**Supplied records**
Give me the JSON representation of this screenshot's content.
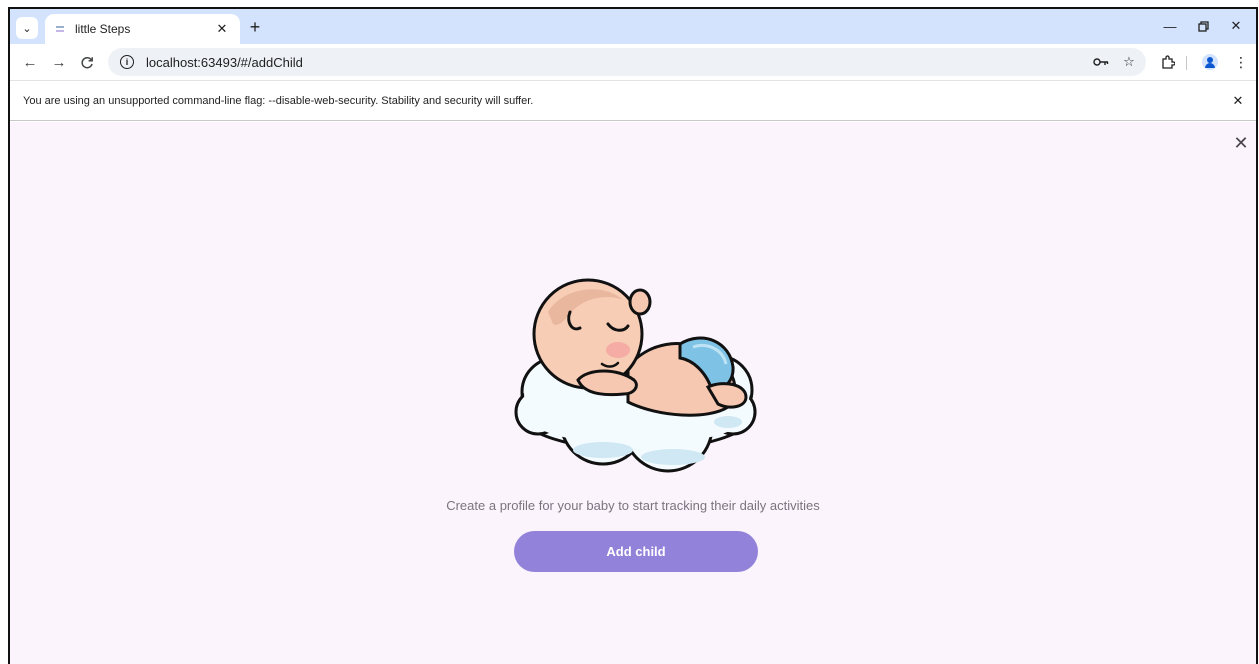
{
  "browser": {
    "tab": {
      "title": "little Steps",
      "favicon": "app-icon"
    },
    "new_tab_label": "+",
    "address_bar": {
      "url": "localhost:63493/#/addChild"
    },
    "infobar": {
      "message": "You are using an unsupported command-line flag: --disable-web-security. Stability and security will suffer."
    }
  },
  "page": {
    "tagline": "Create a profile for your baby to start tracking their daily activities",
    "add_child_label": "Add child",
    "accent_color": "#9282d9",
    "background_color": "#fbf4fd"
  }
}
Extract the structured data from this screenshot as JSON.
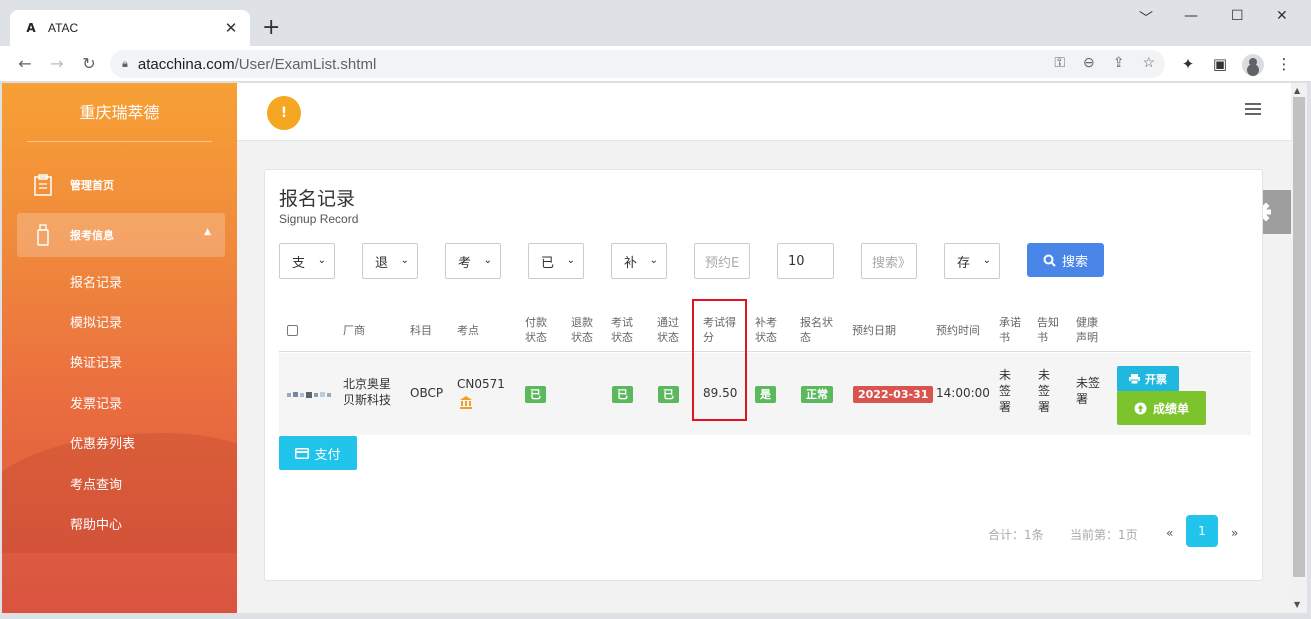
{
  "browser": {
    "tab_title": "ATAC",
    "url_host": "atacchina.com",
    "url_path": "/User/ExamList.shtml",
    "window_controls": [
      "﹀",
      "—",
      "☐",
      "✕"
    ]
  },
  "sidebar": {
    "brand": "重庆瑞萃德",
    "menu": [
      {
        "label": "管理首页"
      },
      {
        "label": "报考信息"
      }
    ],
    "sub_items": [
      "报名记录",
      "模拟记录",
      "换证记录",
      "发票记录",
      "优惠券列表",
      "考点查询",
      "帮助中心"
    ]
  },
  "topbar": {
    "alert_glyph": "!"
  },
  "panel": {
    "title": "报名记录",
    "subtitle": "Signup Record"
  },
  "filters": {
    "f1": "支",
    "f2": "退",
    "f3": "考",
    "f4": "已",
    "f5": "补",
    "date_placeholder": "预约E",
    "page_size": "10",
    "search_placeholder": "搜索》",
    "f6": "存",
    "search_button": "搜索"
  },
  "table": {
    "headers": {
      "vendor": "厂商",
      "subject": "科目",
      "center": "考点",
      "pay_status": "付款状态",
      "refund_status": "退款状态",
      "exam_status": "考试状态",
      "pass_status": "通过状态",
      "score": "考试得分",
      "retake_status": "补考状态",
      "signup_status": "报名状态",
      "date": "预约日期",
      "time": "预约时间",
      "promise": "承诺书",
      "notice": "告知书",
      "health": "健康声明"
    },
    "row": {
      "vendor": "北京奥星贝斯科技",
      "subject": "OBCP",
      "center": "CN0571",
      "pay_status": "已",
      "exam_status": "已",
      "pass_status": "已",
      "score": "89.50",
      "retake_status": "是",
      "signup_status": "正常",
      "date": "2022-03-31",
      "time": "14:00:00",
      "promise": "未签署",
      "notice": "未签署",
      "health": "未签署",
      "invoice_button": "开票",
      "scorecard_button": "成绩单"
    }
  },
  "pay_button": "支付",
  "pagination": {
    "total": "合计：1条",
    "current": "当前第：1页",
    "prev": "«",
    "page": "1",
    "next": "»"
  },
  "colors": {
    "sidebar_top": "#f7a035",
    "sidebar_bottom": "#d9533f",
    "primary_blue": "#4a86e8",
    "cyan": "#21c5eb",
    "green_label": "#5cb85c",
    "red_label": "#d9534f",
    "highlight": "#e0141e"
  }
}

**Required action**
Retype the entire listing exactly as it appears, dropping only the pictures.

**Result**
Give me the JSON representation of this screenshot's content.
{
  "browser": {
    "tab": {
      "title": "little Steps",
      "favicon": "app-icon"
    },
    "new_tab_label": "+",
    "address_bar": {
      "url": "localhost:63493/#/addChild"
    },
    "infobar": {
      "message": "You are using an unsupported command-line flag: --disable-web-security. Stability and security will suffer."
    }
  },
  "page": {
    "tagline": "Create a profile for your baby to start tracking their daily activities",
    "add_child_label": "Add child",
    "accent_color": "#9282d9",
    "background_color": "#fbf4fd"
  }
}
Extract the structured data from this screenshot as JSON.
{
  "browser": {
    "tab_title": "ATAC",
    "url_host": "atacchina.com",
    "url_path": "/User/ExamList.shtml",
    "window_controls": [
      "﹀",
      "—",
      "☐",
      "✕"
    ]
  },
  "sidebar": {
    "brand": "重庆瑞萃德",
    "menu": [
      {
        "label": "管理首页"
      },
      {
        "label": "报考信息"
      }
    ],
    "sub_items": [
      "报名记录",
      "模拟记录",
      "换证记录",
      "发票记录",
      "优惠券列表",
      "考点查询",
      "帮助中心"
    ]
  },
  "topbar": {
    "alert_glyph": "!"
  },
  "panel": {
    "title": "报名记录",
    "subtitle": "Signup Record"
  },
  "filters": {
    "f1": "支",
    "f2": "退",
    "f3": "考",
    "f4": "已",
    "f5": "补",
    "date_placeholder": "预约E",
    "page_size": "10",
    "search_placeholder": "搜索》",
    "f6": "存",
    "search_button": "搜索"
  },
  "table": {
    "headers": {
      "vendor": "厂商",
      "subject": "科目",
      "center": "考点",
      "pay_status": "付款状态",
      "refund_status": "退款状态",
      "exam_status": "考试状态",
      "pass_status": "通过状态",
      "score": "考试得分",
      "retake_status": "补考状态",
      "signup_status": "报名状态",
      "date": "预约日期",
      "time": "预约时间",
      "promise": "承诺书",
      "notice": "告知书",
      "health": "健康声明"
    },
    "row": {
      "vendor": "北京奥星贝斯科技",
      "subject": "OBCP",
      "center": "CN0571",
      "pay_status": "已",
      "exam_status": "已",
      "pass_status": "已",
      "score": "89.50",
      "retake_status": "是",
      "signup_status": "正常",
      "date": "2022-03-31",
      "time": "14:00:00",
      "promise": "未签署",
      "notice": "未签署",
      "health": "未签署",
      "invoice_button": "开票",
      "scorecard_button": "成绩单"
    }
  },
  "pay_button": "支付",
  "pagination": {
    "total": "合计：1条",
    "current": "当前第：1页",
    "prev": "«",
    "page": "1",
    "next": "»"
  },
  "colors": {
    "sidebar_top": "#f7a035",
    "sidebar_bottom": "#d9533f",
    "primary_blue": "#4a86e8",
    "cyan": "#21c5eb",
    "green_label": "#5cb85c",
    "red_label": "#d9534f",
    "highlight": "#e0141e"
  }
}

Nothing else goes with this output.